- _What is needed_
Give the number of lines in the listing that contain the word "subtitle", and nothing besides.
Material for the task below:
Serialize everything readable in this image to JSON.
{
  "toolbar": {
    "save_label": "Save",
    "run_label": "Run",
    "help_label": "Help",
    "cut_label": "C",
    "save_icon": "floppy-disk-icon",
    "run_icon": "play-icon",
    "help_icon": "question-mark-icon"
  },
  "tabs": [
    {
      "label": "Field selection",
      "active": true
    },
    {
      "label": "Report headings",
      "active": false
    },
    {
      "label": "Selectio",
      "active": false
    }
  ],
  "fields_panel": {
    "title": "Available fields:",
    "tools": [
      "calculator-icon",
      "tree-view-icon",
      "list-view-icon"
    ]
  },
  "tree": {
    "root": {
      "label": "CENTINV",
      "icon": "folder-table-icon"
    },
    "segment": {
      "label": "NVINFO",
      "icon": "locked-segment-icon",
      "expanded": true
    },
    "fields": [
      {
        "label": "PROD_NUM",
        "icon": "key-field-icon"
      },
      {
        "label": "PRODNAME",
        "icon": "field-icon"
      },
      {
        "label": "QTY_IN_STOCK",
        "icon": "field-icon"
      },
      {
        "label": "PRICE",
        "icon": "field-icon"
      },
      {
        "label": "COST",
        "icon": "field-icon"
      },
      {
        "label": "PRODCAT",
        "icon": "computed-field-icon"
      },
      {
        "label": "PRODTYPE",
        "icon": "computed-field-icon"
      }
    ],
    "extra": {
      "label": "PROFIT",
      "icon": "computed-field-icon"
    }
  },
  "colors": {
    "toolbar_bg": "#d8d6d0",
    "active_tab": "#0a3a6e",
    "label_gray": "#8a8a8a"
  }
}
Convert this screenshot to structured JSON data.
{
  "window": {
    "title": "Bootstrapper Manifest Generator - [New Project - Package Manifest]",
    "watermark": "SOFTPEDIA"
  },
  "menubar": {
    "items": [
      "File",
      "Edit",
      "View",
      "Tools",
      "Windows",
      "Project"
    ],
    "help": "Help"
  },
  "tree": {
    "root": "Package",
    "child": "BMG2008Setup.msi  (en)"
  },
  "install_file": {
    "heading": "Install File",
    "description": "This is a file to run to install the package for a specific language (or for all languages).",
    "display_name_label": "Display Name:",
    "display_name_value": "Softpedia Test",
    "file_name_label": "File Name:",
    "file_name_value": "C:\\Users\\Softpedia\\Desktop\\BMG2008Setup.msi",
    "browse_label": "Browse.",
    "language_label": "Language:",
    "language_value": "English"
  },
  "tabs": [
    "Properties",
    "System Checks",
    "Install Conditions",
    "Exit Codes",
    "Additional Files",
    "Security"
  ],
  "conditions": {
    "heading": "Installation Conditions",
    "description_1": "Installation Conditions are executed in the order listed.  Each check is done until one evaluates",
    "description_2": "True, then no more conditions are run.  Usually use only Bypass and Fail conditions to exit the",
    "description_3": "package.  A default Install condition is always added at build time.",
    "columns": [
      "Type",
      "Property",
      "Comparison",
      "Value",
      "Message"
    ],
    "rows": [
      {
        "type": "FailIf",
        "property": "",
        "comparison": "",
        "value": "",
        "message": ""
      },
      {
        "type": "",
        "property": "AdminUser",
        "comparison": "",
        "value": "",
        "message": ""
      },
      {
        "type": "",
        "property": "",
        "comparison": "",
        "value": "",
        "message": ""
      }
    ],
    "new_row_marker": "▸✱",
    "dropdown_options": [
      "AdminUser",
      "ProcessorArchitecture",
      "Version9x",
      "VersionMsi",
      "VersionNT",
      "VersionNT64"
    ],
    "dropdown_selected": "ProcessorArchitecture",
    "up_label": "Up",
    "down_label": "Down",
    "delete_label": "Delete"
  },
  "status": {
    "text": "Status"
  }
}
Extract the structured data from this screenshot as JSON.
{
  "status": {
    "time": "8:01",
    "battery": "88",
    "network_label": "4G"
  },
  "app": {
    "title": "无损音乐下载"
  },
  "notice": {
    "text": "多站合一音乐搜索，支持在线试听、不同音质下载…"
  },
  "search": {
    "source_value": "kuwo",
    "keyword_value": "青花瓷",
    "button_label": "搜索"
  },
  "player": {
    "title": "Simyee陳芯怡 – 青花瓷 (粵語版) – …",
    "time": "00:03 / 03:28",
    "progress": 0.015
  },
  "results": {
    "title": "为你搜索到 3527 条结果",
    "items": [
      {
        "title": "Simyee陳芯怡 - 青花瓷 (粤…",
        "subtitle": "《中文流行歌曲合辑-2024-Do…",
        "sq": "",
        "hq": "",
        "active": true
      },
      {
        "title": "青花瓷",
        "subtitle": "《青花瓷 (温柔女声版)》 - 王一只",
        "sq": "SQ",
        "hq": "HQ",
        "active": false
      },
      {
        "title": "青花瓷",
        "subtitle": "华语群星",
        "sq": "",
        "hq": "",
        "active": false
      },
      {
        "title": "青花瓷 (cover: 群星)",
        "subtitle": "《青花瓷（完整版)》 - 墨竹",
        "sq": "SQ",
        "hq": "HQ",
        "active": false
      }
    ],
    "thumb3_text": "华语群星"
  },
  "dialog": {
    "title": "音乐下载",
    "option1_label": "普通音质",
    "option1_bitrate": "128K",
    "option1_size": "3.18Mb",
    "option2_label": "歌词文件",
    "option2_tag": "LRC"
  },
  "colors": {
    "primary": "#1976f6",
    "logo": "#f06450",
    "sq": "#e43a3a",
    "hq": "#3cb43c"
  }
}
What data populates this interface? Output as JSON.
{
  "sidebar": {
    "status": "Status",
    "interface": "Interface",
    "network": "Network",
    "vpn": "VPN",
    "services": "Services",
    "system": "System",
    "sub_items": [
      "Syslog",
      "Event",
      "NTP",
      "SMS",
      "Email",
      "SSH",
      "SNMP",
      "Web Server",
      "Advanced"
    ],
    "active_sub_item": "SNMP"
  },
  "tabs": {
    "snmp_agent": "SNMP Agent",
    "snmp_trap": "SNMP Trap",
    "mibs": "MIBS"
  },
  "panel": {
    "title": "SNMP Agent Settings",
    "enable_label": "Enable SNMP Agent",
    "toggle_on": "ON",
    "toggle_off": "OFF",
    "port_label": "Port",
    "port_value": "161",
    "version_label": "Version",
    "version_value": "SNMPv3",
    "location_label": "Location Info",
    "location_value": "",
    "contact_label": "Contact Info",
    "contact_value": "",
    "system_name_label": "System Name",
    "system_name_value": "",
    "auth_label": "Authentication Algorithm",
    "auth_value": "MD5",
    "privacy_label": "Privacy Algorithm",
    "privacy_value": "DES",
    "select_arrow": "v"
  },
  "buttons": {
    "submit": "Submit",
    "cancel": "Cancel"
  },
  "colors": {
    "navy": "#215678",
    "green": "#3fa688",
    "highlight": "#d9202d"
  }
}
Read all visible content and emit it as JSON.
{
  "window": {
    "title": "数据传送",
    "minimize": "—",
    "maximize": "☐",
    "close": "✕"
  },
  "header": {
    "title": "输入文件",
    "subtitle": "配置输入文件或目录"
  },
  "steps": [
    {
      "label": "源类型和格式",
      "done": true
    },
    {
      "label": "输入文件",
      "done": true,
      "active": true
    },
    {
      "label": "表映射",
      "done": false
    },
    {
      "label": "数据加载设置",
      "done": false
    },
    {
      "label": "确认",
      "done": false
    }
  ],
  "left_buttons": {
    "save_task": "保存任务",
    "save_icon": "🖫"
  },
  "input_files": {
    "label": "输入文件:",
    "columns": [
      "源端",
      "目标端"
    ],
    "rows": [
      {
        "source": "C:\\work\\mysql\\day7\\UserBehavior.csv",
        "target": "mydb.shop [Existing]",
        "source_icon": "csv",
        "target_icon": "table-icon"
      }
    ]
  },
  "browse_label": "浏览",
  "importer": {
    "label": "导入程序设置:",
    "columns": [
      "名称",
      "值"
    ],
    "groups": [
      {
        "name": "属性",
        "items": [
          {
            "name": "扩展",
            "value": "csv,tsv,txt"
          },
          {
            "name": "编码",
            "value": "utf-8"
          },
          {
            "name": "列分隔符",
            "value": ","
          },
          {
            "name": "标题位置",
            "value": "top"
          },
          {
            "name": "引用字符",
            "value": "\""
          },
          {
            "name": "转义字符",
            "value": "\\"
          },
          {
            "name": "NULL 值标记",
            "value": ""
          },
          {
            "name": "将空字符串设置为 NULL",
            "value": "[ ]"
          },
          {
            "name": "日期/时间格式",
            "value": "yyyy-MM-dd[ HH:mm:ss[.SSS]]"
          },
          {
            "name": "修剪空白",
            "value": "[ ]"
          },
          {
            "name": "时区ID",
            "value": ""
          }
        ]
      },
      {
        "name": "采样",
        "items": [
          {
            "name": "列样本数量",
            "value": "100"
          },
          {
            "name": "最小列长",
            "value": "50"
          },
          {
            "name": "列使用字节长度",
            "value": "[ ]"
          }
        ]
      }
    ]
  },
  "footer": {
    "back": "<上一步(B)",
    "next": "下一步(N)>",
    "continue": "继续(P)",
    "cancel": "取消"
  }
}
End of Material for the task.
- _Finished task_
5